One of the main challenges GTR faces is the exponential increase in demand for railway services – a difficulty that has only been exacerbated by the firm’s limited control over the infrastructure that its trains run on.
“We have responsibility for everything that moves, such as the staff and trains; everything that doesn’t – or shouldn’t – move, we don’t have control over,” Patrick jokes.
It’s Network Rail that owns and manages most of the UK’s railway infrastructure and stations. Patrick’s team works closely with the public organisation. However, when the scale is as extensive as GTR’s is – the firm operates 25% of the UK’s train journeys – it can be daunting even with support from the best partners.
“We need to invest in infrastructure and additional capacity,” Patrick admits. But it’s a time-consuming endeavour that is not just a simple matter of putting more trains on the tracks.
“Demand on rail services only continues to rise. GTR runs 3,600 services a day across an 800-mile network, transporting 341.5 million people a year, supported by our fleet which includes 25 12-carriage Thameslink trains able to carry 1,750 people each. That adds up to many passengers coming through terminal stations in London every hour during those time periods,” Patrick points out.
Given London’s expanding economy, it’s only expected to get even more crowded. “Up to a certain point, it’s great to have growth and increasing demand. But when it stops being comfortable for passengers to travel during peak hours, customer satisfaction suffers,” he says. This isn’t an acceptable scenario for Patrick, who adds, “Having happy customers has always been our goal.”
He believes that this would become much more attainable if industry players were to join up. “We are too fragmented in our approach. Companies tend to look after their own few square metres rather than see the entire network as a whole integrated system that requires the cooperation of every operator to excel.
“The industry is still very operationally focused and I would like to see it transform into one that genuinely puts passengers at the heart of everything it does. We should always be asking ourselves, ‘What do our customers value and what can we do to make their experience better?’”

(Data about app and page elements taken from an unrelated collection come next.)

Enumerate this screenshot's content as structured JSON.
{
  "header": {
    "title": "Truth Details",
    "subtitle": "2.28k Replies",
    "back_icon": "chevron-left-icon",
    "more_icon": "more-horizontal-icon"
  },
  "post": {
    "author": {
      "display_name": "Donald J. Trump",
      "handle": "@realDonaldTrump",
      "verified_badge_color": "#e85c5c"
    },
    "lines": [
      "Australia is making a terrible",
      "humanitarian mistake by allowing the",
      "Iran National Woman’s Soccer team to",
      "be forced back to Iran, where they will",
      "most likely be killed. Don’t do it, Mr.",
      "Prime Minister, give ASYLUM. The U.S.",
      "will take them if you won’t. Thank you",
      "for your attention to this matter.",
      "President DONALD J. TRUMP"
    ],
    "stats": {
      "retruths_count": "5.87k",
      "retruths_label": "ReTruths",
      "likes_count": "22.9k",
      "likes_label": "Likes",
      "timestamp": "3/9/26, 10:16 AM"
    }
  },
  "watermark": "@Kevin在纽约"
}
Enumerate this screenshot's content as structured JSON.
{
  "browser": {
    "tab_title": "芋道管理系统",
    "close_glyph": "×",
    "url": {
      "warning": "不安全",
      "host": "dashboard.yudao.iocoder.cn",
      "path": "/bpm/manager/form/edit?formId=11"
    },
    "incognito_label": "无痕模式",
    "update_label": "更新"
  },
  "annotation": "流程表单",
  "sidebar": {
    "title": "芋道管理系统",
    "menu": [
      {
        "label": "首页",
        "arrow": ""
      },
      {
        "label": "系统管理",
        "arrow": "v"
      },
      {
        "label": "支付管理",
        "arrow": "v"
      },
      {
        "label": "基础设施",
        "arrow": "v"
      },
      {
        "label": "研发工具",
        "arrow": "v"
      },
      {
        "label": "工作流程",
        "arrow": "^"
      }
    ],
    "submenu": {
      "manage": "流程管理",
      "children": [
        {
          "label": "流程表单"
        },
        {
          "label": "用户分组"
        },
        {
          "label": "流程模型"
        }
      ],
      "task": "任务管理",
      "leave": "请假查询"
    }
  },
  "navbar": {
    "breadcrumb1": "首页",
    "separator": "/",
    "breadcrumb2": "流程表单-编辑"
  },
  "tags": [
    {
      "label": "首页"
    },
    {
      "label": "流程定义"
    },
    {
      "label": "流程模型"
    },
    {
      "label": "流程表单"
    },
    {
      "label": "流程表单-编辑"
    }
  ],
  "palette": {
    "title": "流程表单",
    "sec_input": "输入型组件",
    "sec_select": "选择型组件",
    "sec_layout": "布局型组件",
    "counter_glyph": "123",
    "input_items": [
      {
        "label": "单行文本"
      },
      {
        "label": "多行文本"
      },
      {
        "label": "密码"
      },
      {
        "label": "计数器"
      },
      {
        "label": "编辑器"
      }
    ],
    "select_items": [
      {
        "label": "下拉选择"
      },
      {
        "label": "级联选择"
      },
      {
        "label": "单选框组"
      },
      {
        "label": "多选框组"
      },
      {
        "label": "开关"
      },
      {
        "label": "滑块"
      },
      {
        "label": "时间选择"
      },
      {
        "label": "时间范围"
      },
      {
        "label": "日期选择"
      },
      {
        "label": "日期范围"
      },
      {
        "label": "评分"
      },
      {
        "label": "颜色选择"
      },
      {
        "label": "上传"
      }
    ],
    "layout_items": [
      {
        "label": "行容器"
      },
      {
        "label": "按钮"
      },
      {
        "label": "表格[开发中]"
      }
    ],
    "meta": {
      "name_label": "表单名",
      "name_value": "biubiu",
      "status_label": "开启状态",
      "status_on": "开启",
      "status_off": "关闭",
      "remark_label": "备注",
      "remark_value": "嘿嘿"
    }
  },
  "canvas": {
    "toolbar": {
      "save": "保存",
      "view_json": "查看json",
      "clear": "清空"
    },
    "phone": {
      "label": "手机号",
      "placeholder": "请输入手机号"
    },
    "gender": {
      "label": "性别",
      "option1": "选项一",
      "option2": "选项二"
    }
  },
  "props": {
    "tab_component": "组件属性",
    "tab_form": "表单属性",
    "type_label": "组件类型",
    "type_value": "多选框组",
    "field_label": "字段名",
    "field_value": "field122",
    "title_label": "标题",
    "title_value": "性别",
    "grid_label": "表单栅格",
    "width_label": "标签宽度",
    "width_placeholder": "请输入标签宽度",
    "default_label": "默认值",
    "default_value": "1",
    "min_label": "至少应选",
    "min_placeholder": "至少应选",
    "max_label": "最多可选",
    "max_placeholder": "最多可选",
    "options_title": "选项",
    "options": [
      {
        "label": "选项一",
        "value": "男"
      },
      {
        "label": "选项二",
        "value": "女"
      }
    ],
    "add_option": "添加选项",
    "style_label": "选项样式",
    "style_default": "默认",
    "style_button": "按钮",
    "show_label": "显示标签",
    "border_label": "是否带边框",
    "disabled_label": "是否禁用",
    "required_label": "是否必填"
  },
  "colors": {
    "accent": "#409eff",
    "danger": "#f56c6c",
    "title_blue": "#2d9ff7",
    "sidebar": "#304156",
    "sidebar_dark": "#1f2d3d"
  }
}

This interview was conducted prior to the onset of the COVID-19 pandemic.